Solving A Dragonfly Flight Mystery:

Dragonflies adjust their wing motion while hovering to conserve energy, according to a Cornell University study of the insect’s flight mechanics. The revelation contradicts previous speculation that the change in wing motion served to enhance vertical lift.

Mice Teeth Explain The Troubles With Human Wisdom Teeth:

During evolution, many of a species’ properties are shaped by ecological interactions. This is readily evident in mammalian teeth, whose many features closely reflect what each species eats. However, for a long time scientists have suspected that genetic and developmental interactions may also influence species-specific properties. Now, researchers at the University of Helsinki’s Institute of Biotechnology show how development affects the evolution of teeth, and have devised a simple developmental model to predict aspects of teeth across many species. The results were published in Nature.

Vitamin C Is Essential For Plant Growth:

Scientists from the University of Exeter and Shimane University in Japan have proved for the first time that vitamin C is essential for plant growth. This discovery could have implications for agriculture and for the production of vitamin C dietary supplements.

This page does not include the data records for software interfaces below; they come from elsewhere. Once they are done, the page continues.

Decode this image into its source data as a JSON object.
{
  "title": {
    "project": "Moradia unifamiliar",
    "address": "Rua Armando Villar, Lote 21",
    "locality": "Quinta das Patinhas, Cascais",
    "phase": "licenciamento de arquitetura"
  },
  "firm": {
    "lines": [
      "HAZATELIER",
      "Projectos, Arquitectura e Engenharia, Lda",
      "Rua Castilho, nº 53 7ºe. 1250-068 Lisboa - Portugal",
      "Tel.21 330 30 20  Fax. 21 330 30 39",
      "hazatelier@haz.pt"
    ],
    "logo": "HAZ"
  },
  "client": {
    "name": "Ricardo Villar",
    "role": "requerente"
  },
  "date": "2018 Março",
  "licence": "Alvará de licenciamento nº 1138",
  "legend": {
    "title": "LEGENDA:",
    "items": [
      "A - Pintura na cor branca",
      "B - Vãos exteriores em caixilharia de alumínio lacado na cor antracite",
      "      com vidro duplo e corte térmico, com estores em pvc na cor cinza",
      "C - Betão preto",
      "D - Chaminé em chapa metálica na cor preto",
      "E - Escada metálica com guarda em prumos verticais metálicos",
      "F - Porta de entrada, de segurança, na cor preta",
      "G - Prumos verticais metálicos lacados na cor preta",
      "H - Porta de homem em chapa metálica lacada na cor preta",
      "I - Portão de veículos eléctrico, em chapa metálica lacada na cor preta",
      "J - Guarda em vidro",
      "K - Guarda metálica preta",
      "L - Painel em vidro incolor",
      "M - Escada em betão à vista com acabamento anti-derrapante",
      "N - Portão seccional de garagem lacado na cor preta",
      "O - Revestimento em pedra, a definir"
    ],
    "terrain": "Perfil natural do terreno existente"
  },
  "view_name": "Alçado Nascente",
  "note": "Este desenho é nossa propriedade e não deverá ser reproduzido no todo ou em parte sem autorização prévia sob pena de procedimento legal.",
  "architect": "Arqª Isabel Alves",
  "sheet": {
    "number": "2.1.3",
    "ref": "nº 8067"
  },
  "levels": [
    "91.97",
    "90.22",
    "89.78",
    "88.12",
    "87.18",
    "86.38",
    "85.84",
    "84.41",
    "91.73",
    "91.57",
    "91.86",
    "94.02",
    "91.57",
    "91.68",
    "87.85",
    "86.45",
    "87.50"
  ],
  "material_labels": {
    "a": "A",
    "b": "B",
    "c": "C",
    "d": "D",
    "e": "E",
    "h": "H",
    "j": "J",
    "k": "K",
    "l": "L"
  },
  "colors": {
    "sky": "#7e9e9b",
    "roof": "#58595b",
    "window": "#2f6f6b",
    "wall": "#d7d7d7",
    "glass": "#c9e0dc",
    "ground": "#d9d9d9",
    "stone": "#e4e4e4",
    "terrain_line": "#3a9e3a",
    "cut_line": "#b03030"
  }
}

New Animal And Plant Species Found In Vietnam:

World Wildlife Fund scientists have just announced the discovery of 11 new animal and plant species in a remote area in central Vietnam. They say this underscores the importance of conservation efforts in the ancient tropical forests of the region.

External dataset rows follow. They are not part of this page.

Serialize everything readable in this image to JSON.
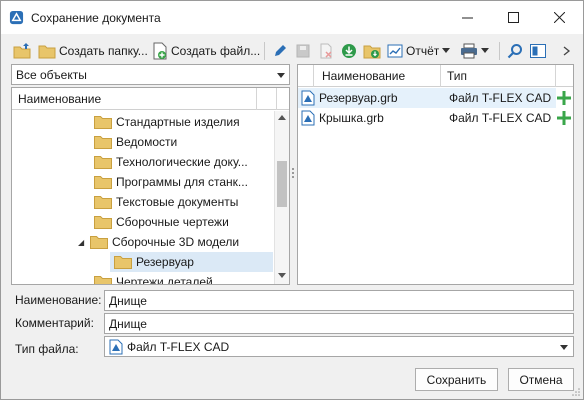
{
  "window": {
    "title": "Сохранение документа",
    "controls": {
      "minimize": "—",
      "maximize": "☐",
      "close": "✕"
    }
  },
  "toolbar": {
    "create_folder_label": "Создать папку...",
    "create_file_label": "Создать файл...",
    "report_label": "Отчёт"
  },
  "filter": {
    "value": "Все объекты"
  },
  "tree": {
    "header": "Наименование",
    "items": [
      {
        "label": "Стандартные изделия"
      },
      {
        "label": "Ведомости"
      },
      {
        "label": "Технологические доку..."
      },
      {
        "label": "Программы для станк..."
      },
      {
        "label": "Текстовые документы"
      },
      {
        "label": "Сборочные чертежи"
      },
      {
        "label": "Сборочные 3D модели",
        "expand_glyph": "◢"
      },
      {
        "label": "Резервуар"
      },
      {
        "label": "Чертежи деталей"
      }
    ]
  },
  "files": {
    "headers": {
      "name": "Наименование",
      "type": "Тип"
    },
    "rows": [
      {
        "name": "Резервуар.grb",
        "type": "Файл T-FLEX CAD"
      },
      {
        "name": "Крышка.grb",
        "type": "Файл T-FLEX CAD"
      }
    ]
  },
  "form": {
    "name_label": "Наименование:",
    "name_value": "Днище",
    "comment_label": "Комментарий:",
    "comment_value": "Днище",
    "filetype_label": "Тип файла:",
    "filetype_value": "Файл T-FLEX CAD"
  },
  "buttons": {
    "save": "Сохранить",
    "cancel": "Отмена"
  },
  "colors": {
    "folder": "#e8c56a",
    "accent_blue": "#2b6fb6",
    "add_green": "#3aa64a",
    "selection": "#e5f1fb",
    "tree_selection": "#dbe9f6"
  }
}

Primate Sperm Competition: Speed Matters:

Researchers at UC San Diego and UC Irvine have found evidence that supports the theory that reproductive competition during the evolution of primate species has occurred at the level of sperm cell motility.

Clever Plants ‘Chat’ Over Their Own Network:

Recent research from Vidi researcher Josef Stuefer at the Radboud University Nijmegen reveals that plants have their own chat systems that they can use to warn each other.